that has a cute little story behind it with me and my Aunt Fran. Anyway, when you make one of these large Frittata, the great thing is that you let it cool down, serve it at room temperature, cutting the frittata into wedges and eating it this way. A wedge of frittata can be a antipasto item on its own, part of a mixed antipasti misti, or my favorite, pulling a already made frittata out of the refrigerator and just cutting off a wedged shape piece and eating a piece any time day or night when you are hungry and need a little snack.
Frittata are great items to include in a picnic, at a barbecue, and are especially goo if you’re on a long road trip in the car, in a bus, train, or plane, a piece or two of frittata is great to bring along. If you’re on a plane, get hungry, and you have a wedge or two of frittata with you, you’ll be happy as heck that you brought it along. Yes they make great travel food, The Frittata. They’re also great as part of a buffet or to pass around little pieces as Hors D’Oeuvres at a cocktail party.
Caffe Reggio is a New York City coffeehouse first opened in 1927 at 119 Macdougal Street in the heart of Manhattan’s Greenwich Village.
Italian cappuccino was introduced in America by the founder of Caffe Reggio, Domenico Parisi, in the early 1920s. Inside the cafe, against the back wall, there is still the original espresso machine, made in 1902, that Domenico Parisi bought with his savings when he opened the cafe in 1927.
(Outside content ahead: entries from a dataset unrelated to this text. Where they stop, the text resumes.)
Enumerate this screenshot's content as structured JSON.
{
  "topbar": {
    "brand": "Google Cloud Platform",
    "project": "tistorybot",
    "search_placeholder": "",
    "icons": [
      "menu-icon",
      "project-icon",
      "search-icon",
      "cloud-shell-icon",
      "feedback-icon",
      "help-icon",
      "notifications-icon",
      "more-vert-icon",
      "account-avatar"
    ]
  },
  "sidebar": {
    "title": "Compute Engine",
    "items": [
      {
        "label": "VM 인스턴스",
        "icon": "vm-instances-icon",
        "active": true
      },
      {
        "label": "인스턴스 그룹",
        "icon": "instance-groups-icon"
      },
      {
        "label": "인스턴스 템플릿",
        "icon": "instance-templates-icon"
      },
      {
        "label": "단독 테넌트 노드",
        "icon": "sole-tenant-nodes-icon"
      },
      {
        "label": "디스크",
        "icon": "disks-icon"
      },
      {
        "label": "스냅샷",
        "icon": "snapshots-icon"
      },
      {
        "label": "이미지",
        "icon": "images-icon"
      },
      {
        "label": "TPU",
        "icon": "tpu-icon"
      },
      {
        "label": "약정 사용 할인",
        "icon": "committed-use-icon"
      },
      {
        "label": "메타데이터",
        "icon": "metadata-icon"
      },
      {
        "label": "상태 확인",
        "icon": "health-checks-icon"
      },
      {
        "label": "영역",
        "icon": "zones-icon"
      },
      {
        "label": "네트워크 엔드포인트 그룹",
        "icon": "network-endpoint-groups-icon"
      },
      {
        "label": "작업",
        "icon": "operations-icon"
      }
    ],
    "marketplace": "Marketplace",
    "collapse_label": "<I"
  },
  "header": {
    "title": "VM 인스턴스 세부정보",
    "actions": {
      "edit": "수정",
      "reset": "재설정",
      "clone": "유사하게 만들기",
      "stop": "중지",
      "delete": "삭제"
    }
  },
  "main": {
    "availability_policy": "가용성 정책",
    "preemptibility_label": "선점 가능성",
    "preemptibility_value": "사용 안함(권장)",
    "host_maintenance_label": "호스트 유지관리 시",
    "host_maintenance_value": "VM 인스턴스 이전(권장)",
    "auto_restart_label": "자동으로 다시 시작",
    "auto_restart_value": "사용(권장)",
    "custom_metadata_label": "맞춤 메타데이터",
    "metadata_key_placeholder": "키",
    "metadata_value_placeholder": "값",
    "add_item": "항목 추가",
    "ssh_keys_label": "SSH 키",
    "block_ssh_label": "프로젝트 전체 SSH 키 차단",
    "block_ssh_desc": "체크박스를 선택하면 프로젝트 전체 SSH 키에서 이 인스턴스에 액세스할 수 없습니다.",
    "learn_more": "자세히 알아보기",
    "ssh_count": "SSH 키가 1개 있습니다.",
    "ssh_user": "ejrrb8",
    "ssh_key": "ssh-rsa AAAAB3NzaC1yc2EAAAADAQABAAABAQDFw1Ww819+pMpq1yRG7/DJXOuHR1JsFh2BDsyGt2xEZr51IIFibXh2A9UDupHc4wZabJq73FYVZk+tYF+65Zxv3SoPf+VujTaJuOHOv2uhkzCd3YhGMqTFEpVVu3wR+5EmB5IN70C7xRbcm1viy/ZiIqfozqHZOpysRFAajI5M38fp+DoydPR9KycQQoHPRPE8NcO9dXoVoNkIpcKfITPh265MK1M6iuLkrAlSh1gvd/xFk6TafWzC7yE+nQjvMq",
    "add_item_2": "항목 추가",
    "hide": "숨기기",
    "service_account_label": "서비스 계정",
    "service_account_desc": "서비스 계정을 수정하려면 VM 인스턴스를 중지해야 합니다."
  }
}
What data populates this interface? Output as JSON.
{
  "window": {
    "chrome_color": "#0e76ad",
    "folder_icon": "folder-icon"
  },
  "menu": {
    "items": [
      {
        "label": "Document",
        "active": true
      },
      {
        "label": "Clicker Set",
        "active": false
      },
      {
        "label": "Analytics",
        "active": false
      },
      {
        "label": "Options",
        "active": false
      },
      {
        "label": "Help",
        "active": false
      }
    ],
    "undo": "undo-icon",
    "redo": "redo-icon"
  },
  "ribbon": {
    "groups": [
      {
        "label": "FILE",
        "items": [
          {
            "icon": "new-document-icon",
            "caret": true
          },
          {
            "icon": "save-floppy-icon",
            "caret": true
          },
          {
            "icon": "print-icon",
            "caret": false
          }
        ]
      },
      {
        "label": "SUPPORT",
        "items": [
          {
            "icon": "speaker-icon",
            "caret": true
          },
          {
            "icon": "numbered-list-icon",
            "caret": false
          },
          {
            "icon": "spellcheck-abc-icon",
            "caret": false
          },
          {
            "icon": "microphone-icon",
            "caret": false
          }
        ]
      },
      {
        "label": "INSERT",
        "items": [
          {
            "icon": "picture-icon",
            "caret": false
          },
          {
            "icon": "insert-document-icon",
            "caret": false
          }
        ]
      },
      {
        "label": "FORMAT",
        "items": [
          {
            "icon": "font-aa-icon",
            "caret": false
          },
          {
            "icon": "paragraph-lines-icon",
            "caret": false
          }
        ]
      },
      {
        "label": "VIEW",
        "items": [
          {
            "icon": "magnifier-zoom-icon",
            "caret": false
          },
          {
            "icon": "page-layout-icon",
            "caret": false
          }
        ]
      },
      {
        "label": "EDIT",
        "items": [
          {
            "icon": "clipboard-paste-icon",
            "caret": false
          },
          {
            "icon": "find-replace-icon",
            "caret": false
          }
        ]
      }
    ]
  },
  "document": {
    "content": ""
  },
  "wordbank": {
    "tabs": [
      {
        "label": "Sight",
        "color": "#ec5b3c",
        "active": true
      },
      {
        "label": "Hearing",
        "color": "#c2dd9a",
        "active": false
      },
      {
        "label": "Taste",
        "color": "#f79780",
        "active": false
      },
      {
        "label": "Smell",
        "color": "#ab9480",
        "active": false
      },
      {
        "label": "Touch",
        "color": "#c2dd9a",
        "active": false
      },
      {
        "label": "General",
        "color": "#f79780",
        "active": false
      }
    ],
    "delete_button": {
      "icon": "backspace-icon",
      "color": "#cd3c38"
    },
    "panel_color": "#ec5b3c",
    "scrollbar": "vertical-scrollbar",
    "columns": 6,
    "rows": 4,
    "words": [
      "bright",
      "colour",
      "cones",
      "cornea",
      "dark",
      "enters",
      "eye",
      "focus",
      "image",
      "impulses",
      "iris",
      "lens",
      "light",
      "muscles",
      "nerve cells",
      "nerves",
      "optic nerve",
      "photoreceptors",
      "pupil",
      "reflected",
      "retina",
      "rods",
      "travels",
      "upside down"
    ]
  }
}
The Caffe Reggio has been featured in many movies, including The Godfather Part II, Next Stop, Greenwich Village, The Kremlin Letter, Shaft, Serpico, The Next Man, In Good Company, Inside Llewyn Davis and others. Many celebrities have been spotted or photographed in this location. In 1959, presidential hopeful John F. Kennedy made a speech outside the coffee shop. In 2010, the cafe was honored with a Village Award by the Greenwich Village Society for Historic Preservation for its status as a beloved and essential part of the neighborhood.
Caffe Reggio has a bench from a palazzo of the Florentine Medici family of Renaissance fame. The bench is not roped-off and guests can sit on it and admire a painting from an artist of the school of Caravaggio.
All photos by Daniel Bellino Zwicke
BACCHUS by CARAVAGGIO
Not in Caffe Reggio
is GREENWICH VILLAGE ITALIAN